As soon as he saw the seven-acre property on a peninsula, Gil Schafer knew it was a special spot.
The New York City-based architect had, after all, spent practically every summer of his life in Brooklin, the wee waterside town in Maine, which is home to the triangle-shaped, pine tree-covered lot that took his breath away.
“The water wraps around the house on two sides, and when you stand on the land, between you and Mount Desert Island, there are only a couple of islands—and they are protected land,” he says. “There are no lights, it’s completely unspoiled. What’s magical is that when you look at the deck on the house, the railing appears to be in the water—you can’t see land.”
His finding the residence was a fluke; he’d rented it only because, late to the game, he couldn’t find anything else available. When he discovered it was for sale, he knew he had to make this his permanent summer home.
His choice, however, presented him with a conundrum: He’s a classicist, and the nondescript, 1990s A-frame house that came with the property is a quintessential Contemporary.
Tearing it down was not an option, because new building regulations would have required Schafer to site a new residence much farther from the water.
Instead, he gave the 3,000-square-foot, two-story structure a minimal makeover that bridges the time and style gaps, creating a rustic residence that blends beautifully with the lovely landscape.
“To give it a sense of history and tradition, I thought of a barn aesthetic,” he says, adding “that was the only traditional reference that made sense.”
On the exterior, he replaced old barn-red vertical siding with horizontal cedar clapboard stained an olivey-piney green that nods to the surrounding woodlands. He covered the roof with Alaskan yellow cedar shingles. He enlarged and raised the windows so they could say hello to the sky, and gave them age by adding muntins.
The deck, which wraps around one side of the house, was re-created in the same footprint, but in ipe; new railings of his design feature a nautical motif. Juliet balconies were added to open the first-floor rooms to the water.
Dormers—one over the kitchen, one over the front-door stair hall, and three in the back guest suite—further link the house to the outdoors and provide a hint of classical character.
Inside, Schafer gutted the house and, retaining the ceiling beams, rearranged the first-floor rooms to create a 32-foot-square great room comprising a dining room, living room, and kitchen. He added sliding glass doors to enhance the scenery, and paneled the walls in wide-plank boards.
“With the original layout, the triangular kitchen, which was merely serviceable, was in a corner,” he says. “The rest of the room was so big that it was hard to make the furniture fit comfortably; it was like living on a basketball court.” The newly reconfigured kitchen, which is long and faces the water, features an island with a two-inch-thick granite countertop.

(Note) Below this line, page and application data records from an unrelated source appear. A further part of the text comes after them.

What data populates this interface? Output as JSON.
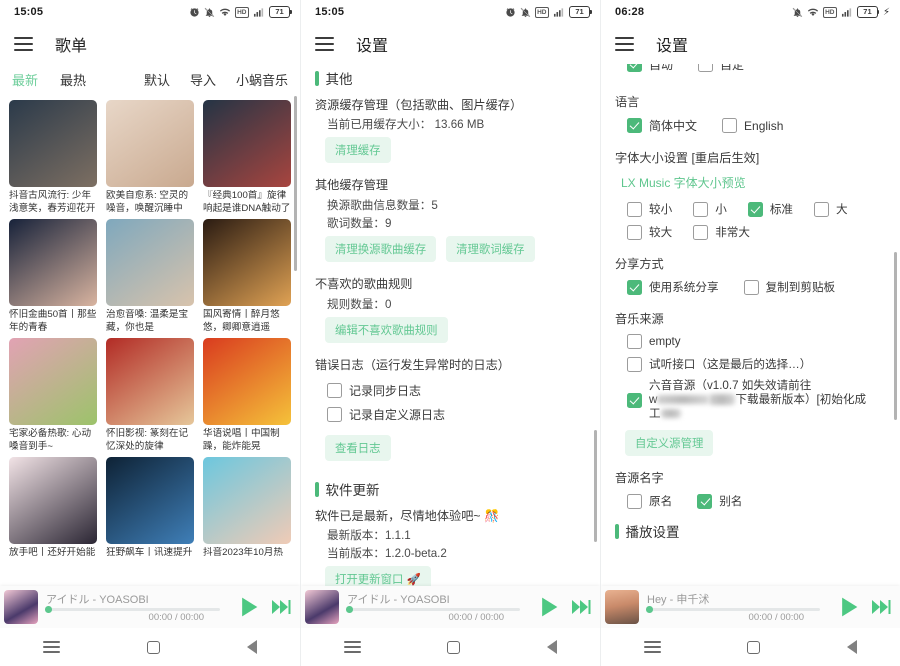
{
  "panel1": {
    "status": {
      "time": "15:05",
      "battery": "71",
      "icons": [
        "alarm-icon",
        "mute-bell-icon",
        "wifi-icon",
        "hd-icon",
        "signal-icon",
        "battery-icon"
      ]
    },
    "appbar": {
      "menu_icon": "hamburger-icon",
      "title": "歌单"
    },
    "tabs_left": [
      {
        "label": "最新",
        "active": true
      },
      {
        "label": "最热",
        "active": false
      }
    ],
    "tabs_right": [
      {
        "label": "默认"
      },
      {
        "label": "导入"
      },
      {
        "label": "小蜗音乐"
      }
    ],
    "cards": [
      {
        "title": "抖音古风流行: 少年浅意笑，春芳迎花开",
        "c1": "#2b3a4a",
        "c2": "#7d6f62"
      },
      {
        "title": "欧美自愈系: 空灵的噪音，唤醒沉睡中",
        "c1": "#e8d7c8",
        "c2": "#c9a98f"
      },
      {
        "title": "『经典100首』旋律响起是谁DNA触动了",
        "c1": "#243445",
        "c2": "#a8453f"
      },
      {
        "title": "怀旧金曲50首丨那些年的青春",
        "c1": "#17223a",
        "c2": "#d9b4a0"
      },
      {
        "title": "治愈音嗓: 温柔是宝藏，你也是",
        "c1": "#7fa8bd",
        "c2": "#d8c3ac"
      },
      {
        "title": "国风寄情丨醉月悠悠，卿卿意逍遥",
        "c1": "#2a1b12",
        "c2": "#e0a254"
      },
      {
        "title": "宅家必备热歌: 心动嗓音到手~",
        "c1": "#e2a2b4",
        "c2": "#9cc36a"
      },
      {
        "title": "怀旧影视: 篆刻在记忆深处的旋律",
        "c1": "#b22b25",
        "c2": "#e6c79a"
      },
      {
        "title": "华语说唱丨中国制躁，能炸能晃",
        "c1": "#d93b1f",
        "c2": "#f5c23a"
      },
      {
        "title": "放手吧丨还好开始能",
        "c1": "#f2e3e6",
        "c2": "#2a2533"
      },
      {
        "title": "狂野飙车丨讯速提升",
        "c1": "#0e2235",
        "c2": "#3f7fb8"
      },
      {
        "title": "抖音2023年10月热",
        "c1": "#6cc7de",
        "c2": "#f0cbb6"
      }
    ],
    "player": {
      "title": "アイドル - YOASOBI",
      "time": "00:00 / 00:00",
      "play_icon": "play-icon",
      "next_icon": "next-track-icon"
    },
    "nav": {
      "recents": "recents-icon",
      "home": "home-icon",
      "back": "back-icon"
    }
  },
  "panel2": {
    "status": {
      "time": "15:05",
      "battery": "71"
    },
    "appbar": {
      "title": "设置"
    },
    "section_other": "其他",
    "cache_title": "资源缓存管理（包括歌曲、图片缓存）",
    "cache_used_label": "当前已用缓存大小：",
    "cache_used_value": "13.66 MB",
    "clear_cache_btn": "清理缓存",
    "other_cache_title": "其他缓存管理",
    "switch_src_count": "换源歌曲信息数量：5",
    "lyric_count": "歌词数量：9",
    "clear_switch_btn": "清理换源歌曲缓存",
    "clear_lyric_btn": "清理歌词缓存",
    "dislike_title": "不喜欢的歌曲规则",
    "rule_count": "规则数量：0",
    "edit_rule_btn": "编辑不喜欢歌曲规则",
    "errlog_title": "错误日志（运行发生异常时的日志）",
    "cb_sync_log": {
      "label": "记录同步日志",
      "checked": false
    },
    "cb_custom_log": {
      "label": "记录自定义源日志",
      "checked": false
    },
    "view_log_btn": "查看日志",
    "section_update": "软件更新",
    "update_status": "软件已是最新，尽情地体验吧~ 🎊",
    "latest_version": "最新版本：1.1.1",
    "current_version": "当前版本：1.2.0-beta.2",
    "open_update_btn": "打开更新窗口 🚀",
    "player": {
      "title": "アイドル - YOASOBI",
      "time": "00:00 / 00:00"
    }
  },
  "panel3": {
    "status": {
      "time": "06:28",
      "battery": "71"
    },
    "appbar": {
      "title": "设置"
    },
    "partial_top": [
      {
        "label": "",
        "checked": true
      },
      {
        "label": "",
        "checked": false
      }
    ],
    "lang_title": "语言",
    "lang_options": [
      {
        "label": "简体中文",
        "checked": true
      },
      {
        "label": "English",
        "checked": false
      }
    ],
    "font_title": "字体大小设置 [重启后生效]",
    "font_preview_link": "LX Music 字体大小预览",
    "font_options": [
      {
        "label": "较小",
        "checked": false
      },
      {
        "label": "小",
        "checked": false
      },
      {
        "label": "标准",
        "checked": true
      },
      {
        "label": "大",
        "checked": false
      },
      {
        "label": "较大",
        "checked": false
      },
      {
        "label": "非常大",
        "checked": false
      }
    ],
    "share_title": "分享方式",
    "share_options": [
      {
        "label": "使用系统分享",
        "checked": true
      },
      {
        "label": "复制到剪贴板",
        "checked": false
      }
    ],
    "source_title": "音乐来源",
    "source_options": [
      {
        "label": "empty",
        "checked": false
      },
      {
        "label": "试听接口（这是最后的选择…）",
        "checked": false
      }
    ],
    "source_custom": {
      "checked": true,
      "line1": "六音音源（v1.0.7 如失效请前往",
      "line2_prefix": "w",
      "line2_suffix": "下载最新版本）[初始化成",
      "line3": "工"
    },
    "custom_source_btn": "自定义源管理",
    "source_name_title": "音源名字",
    "source_name_options": [
      {
        "label": "原名",
        "checked": false
      },
      {
        "label": "别名",
        "checked": true
      }
    ],
    "play_section": "播放设置",
    "player": {
      "title": "Hey - 申千沭",
      "time": "00:00 / 00:00"
    }
  },
  "theme": {
    "accent": "#4cb97a",
    "accent_light": "#e8f6ee",
    "accent_text": "#63c893",
    "player_green": "#4cc882"
  }
}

“Maine is known for its granite,” Schafer says. “To make it feel even more earthy, it was wire-brushed for a slightly rustic texture, to accentuate the materiality of it. When you see it from above, it looks watery.”
To make the spaces cozy, Schafer arranged the furniture in intimate, back-to-back settings. “One of the groupings is organized around the view to the sea, for the daytime,” he says. “The other is focused on the original brick fireplace and is intended to be a gathering place in the evening.”

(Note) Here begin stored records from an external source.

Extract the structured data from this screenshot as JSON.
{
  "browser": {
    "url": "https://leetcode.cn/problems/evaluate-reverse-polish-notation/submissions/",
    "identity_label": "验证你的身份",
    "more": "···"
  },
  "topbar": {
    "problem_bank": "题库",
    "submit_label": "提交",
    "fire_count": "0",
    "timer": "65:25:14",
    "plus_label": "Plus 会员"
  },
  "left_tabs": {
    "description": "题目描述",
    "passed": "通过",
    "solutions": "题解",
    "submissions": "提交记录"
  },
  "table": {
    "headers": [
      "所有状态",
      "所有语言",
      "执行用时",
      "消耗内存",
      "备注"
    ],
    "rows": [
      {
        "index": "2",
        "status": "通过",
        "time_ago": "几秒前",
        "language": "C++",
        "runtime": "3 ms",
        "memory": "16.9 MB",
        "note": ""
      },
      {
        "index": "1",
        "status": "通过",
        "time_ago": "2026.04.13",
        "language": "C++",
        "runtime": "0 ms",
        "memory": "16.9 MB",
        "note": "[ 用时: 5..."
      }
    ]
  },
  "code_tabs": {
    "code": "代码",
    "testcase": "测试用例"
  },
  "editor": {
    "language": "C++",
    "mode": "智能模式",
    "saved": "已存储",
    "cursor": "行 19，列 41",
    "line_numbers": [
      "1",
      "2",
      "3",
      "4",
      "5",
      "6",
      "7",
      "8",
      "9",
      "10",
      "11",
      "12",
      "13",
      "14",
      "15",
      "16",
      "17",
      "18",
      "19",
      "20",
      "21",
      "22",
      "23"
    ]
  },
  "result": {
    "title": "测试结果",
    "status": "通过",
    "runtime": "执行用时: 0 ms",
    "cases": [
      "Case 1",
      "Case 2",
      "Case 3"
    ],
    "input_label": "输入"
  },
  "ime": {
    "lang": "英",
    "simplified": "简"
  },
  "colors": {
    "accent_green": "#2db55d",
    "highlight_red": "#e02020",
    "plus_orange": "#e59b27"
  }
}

To create a cohesive space, Schafer, in collaboration with color consultant Eve Ashcraft of New York City, selected a subtle tone of white with, he says, “the warmth of fresh milk.”

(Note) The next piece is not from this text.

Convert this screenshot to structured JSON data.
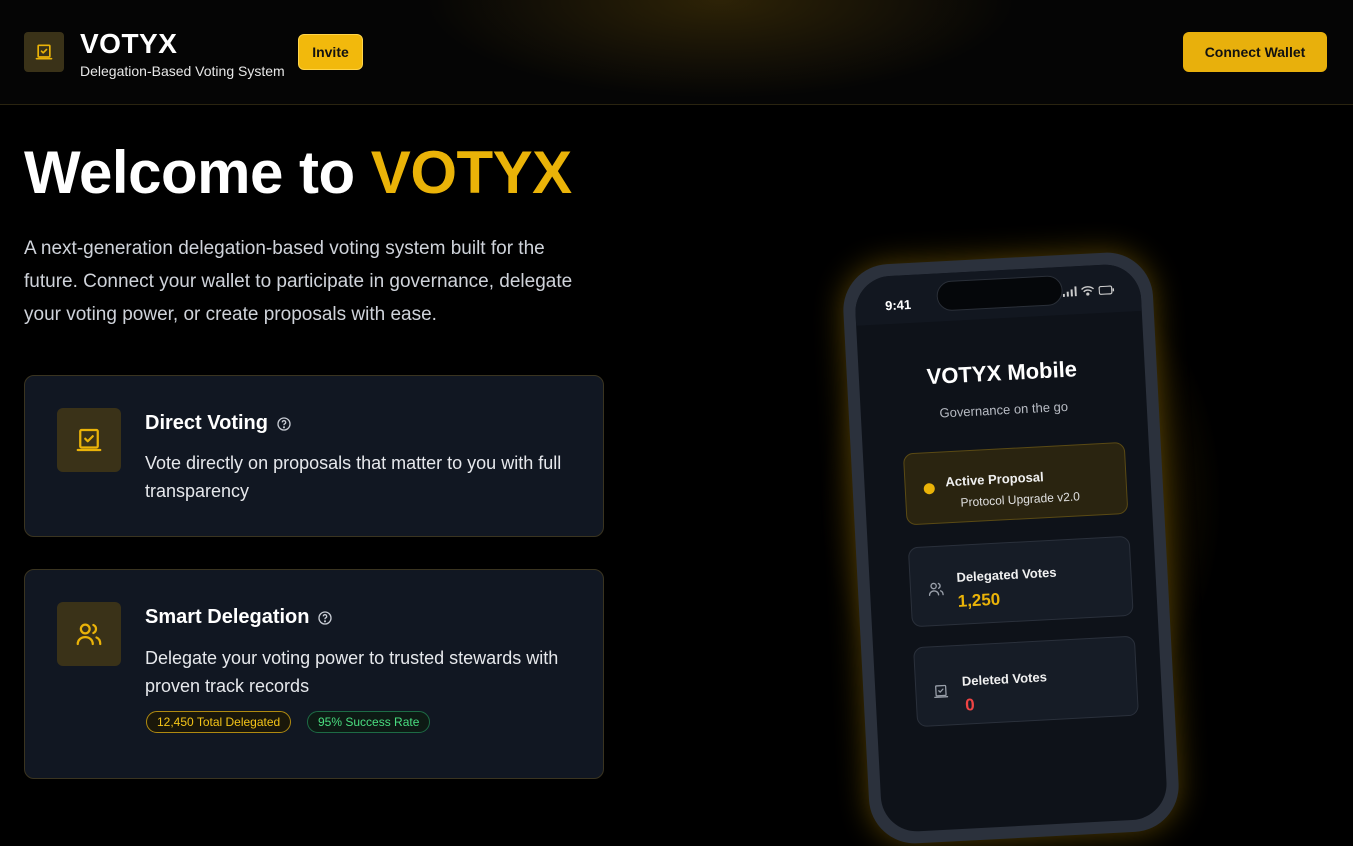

The white floors, walls, and ceilings “maximize the effects of the magnificent Maine sunlight and moonlight and accentuate the surrounding landscape,” Schafer says, adding that they make the space “light, airy, and focused on the outside.”
Painted in pale, watery blues and greens, the bedrooms play off the white used in the main rooms. The furnishings, a collection of vintage Mid-century Modern Scandinavian pieces and case goods, are mixed with new custom pieces.
Schafer designed the beds, each of which is different. A set has hand-woven rush-seat headboards; one is upholstered in an African-motif fabric; another is finished in white lacquer. The main bed is what Schafer describes as a “poor man’s four- poster,” and is outfitted with beigey linen draperies that are hung from the ceiling.
Schafer also created an office with a water view, under the upstairs dormer, and a tiny first-floor library/den with a fireplace, built-in bookcases, and walls made of oak plywood brushed to mimic the effects of age.
“Maine can be foggy and damp even in summer,” he says, “so this is a place to snuggle into.”
His renovations—which won a 2018 Bulfinch Award from the Institute of Classical Architecture & Art for New England —have so transformed the place that Schafer says he looks forward to spending more time here each summer, with his wife and two teenagers.
architect, design, and landscape GP Schafer Architect, NYC: gpschafer.com
contractor Nate Holyoke Builders Inc., Bucksport, ME: nateholyokebuilders.com
hardware Ball and Ball ballandball.com
windows Little Harbor Window Company littleharborwindow.com
dining chairs Wishbone chairs by Hans Wegner for Carl Hansen through online retailers